When I woke up Saturday morning, I was still in a fight with my girlfriend. The worst. So I made breakfast and turned on the 2002 Nets-Pacers game that lives on my DVR. Keith Van Horn put his hand on my shoulder. “Just give her a call. This’ll be fine.” Aaron Williams grabbed an offensive rebound. I felt better. Yeah, things will be fine.
Sports don’t matter, but they can help.
Later that Saturday night — five days after hurricane Sandy decimated much of the area — the Nets were scheduled to play their rescheduled home opener against the Raptors. In the shadow of the storm, this seemed dumb. Many people were still without power, without heat and without any dry possessions. But the game was a go, now reframed as a salve instead of celebration. Again, sports don’t matter, but they can help.

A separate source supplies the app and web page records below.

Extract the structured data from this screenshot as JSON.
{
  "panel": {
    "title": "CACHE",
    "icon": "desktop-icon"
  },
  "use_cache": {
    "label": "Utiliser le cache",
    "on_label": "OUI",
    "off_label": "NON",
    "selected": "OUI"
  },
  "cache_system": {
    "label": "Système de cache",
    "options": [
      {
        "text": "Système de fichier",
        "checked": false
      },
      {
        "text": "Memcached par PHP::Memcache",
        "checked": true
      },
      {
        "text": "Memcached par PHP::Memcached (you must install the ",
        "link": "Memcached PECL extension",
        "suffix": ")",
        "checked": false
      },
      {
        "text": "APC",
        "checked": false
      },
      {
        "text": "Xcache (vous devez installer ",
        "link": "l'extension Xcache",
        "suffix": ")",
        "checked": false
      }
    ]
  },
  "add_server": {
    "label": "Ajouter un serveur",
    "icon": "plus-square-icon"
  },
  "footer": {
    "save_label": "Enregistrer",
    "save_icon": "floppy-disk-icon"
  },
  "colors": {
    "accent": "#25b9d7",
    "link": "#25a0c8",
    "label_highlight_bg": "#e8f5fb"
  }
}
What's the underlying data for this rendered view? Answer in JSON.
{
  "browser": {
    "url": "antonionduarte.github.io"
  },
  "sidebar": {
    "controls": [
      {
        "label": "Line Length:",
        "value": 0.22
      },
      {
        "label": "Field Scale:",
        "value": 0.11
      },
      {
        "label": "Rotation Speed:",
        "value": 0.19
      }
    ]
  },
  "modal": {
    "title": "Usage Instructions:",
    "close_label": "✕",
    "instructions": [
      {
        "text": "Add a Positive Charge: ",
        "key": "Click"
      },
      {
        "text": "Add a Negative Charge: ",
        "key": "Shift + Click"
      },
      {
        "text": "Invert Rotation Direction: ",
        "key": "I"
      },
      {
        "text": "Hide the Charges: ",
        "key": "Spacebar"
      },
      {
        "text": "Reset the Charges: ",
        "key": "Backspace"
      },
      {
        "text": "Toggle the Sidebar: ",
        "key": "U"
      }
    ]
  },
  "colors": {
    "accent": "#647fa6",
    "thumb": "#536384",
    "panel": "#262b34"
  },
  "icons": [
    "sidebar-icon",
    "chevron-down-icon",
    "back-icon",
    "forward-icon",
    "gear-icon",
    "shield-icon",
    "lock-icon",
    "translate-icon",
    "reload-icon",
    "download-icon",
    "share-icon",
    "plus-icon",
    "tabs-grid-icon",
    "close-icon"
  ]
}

And how did the Nets plan on making fans forget about the destruction that lay outside of the Barclays’ walls? By unveiling a new, insane-looking mascot. Unfurl the “Mission Accomplished” banner! Four more years! Yes we can! Sly is dead and the BrooklyKnight is alive!
Even if the BrooklyKnight had descended from the ceiling holding Sly’s severed head, no one would have noticed because oh my god this dude is the craziest looking thing to ever touch an NBA court. Look at him. Drink it in. Believe.
I swear, that is something that happened before an NBA game in 2012. Watch it again. I know! Jay-Z and Beyonce had to look at this dude and now he takes up real estate in their millionaire brains right next to their ATM pins and brunches at The Spotted Pig and Obama fundraising galas. If I ever meet either of them, this mascot is the first thing I will ask them about.
Nets executives, listen: You’re going to hear a lot of negative feedback regarding the new mascot. Do not listen. You just introduced the goofiest thing ever affiliated with an NBA team. You put chain nets around his shoulders and metal kneepads on his legs? Brilliant. You like those helmets Daft Punk wear? Me too. And he’s just wearing some real plain sneakers with floppy laces? He’s the best. You have gifted Nets fans a mascot we can trust. You either die a hero, or you live long enough to see yourself become some dude with a shiny face. With great power comes great responsibility; the Nets took this responsibility and turned it into something very dazzling and bizarre. Thank you. Facebook commenter Ian Rioan puts it best: “Cool, but I miss Sly. He was great. I’m sure the Knight will be cool too.” I’m sure he will be, Ian.
But in all honesty, having a mascot for a team that has Reggie Evans on the roster seems redundant.
Before tip-off, Deron, Brook and Wallace traded jerseys with Brooklyn Dodgers Ralph Branca and Joe Pignatano and Gil Hodges’s son, Gil Hodges Jr. It seemed neat for some people. David Stern took the mic and was booed, because the fine people of Brooklyn know what you’re supposed to do when David Stern is holding a microphone. It also made for a sweet moment when Deron rushed to put his arm around the commissioner to try and calm the masses. Unfortunately, I don’t know what Stern or Deron or Marty Markowitz said because the speakers on my side of the arena weren’t working all night. It was most likely a result of the storm and a small reminder of reality outside.
Then, the game happened, but Devin has covered that better than I can. What I can comment on, though, is the fans. Again, they were loud and passionate and a bit disjointed. (Except for the lady sitting in seat 1, row 16, section 209. You were rude. Sometimes other people in your row need to walk past you. This happens in every row of every arena at every single sporting event in the world, not just yours. When people are polite about moving past you, then you should be polite back. Otherwise, stay home.) The moment following tip-off, the crowd died for a moment. It seemed like a collective moment of panic: “Oh my god, the Brooklyn Nets are playing a real game. What do we do?” But then we all figured it out and screamed a bunch throughout the night. It was fun! Then that “Broooook-lyyyyyn” hymn started raining down as the game was inching closer to a Nets win. This thing works. It’s a wonderfully cocky send off, a celebratory eff you to the visiting team. Even Bey likes it. The Brooklyn Nets are undefeated.
On the bus back though New Jersey, you still see a lot of darkness, a reminder of all the houses and towns without power. All of us in the New Jersey/New York area, even those of us who weren’t directly harmed by the storm (especially us), have a lot of work ahead to restore normalcy. Sports are kind of a waste of time and resources. Those free shuttles that the Nets provided — that I used to get to Barclays, and loved — probably should have been offered to people who needed to get to work or to bring supplies to Breezy Point or Staten Island or Moonachie. But they weren’t. Maybe this game should have been postponed as well, but it wasn’t. Instead, a few thousand people got to ignore reality for a few hours and focus on dumb things like Brook Lopez’s lumbering efficiency and Beyonce’s bangs. A professional basketball game won’t rebuild any houses, but it does provide some respite from real life for a minute. It’s not the most noble or necessary thing in the world, but at least it comforted a few people. And honestly, what is the BrooklyKnight trying to do out there if not comfort the citizens?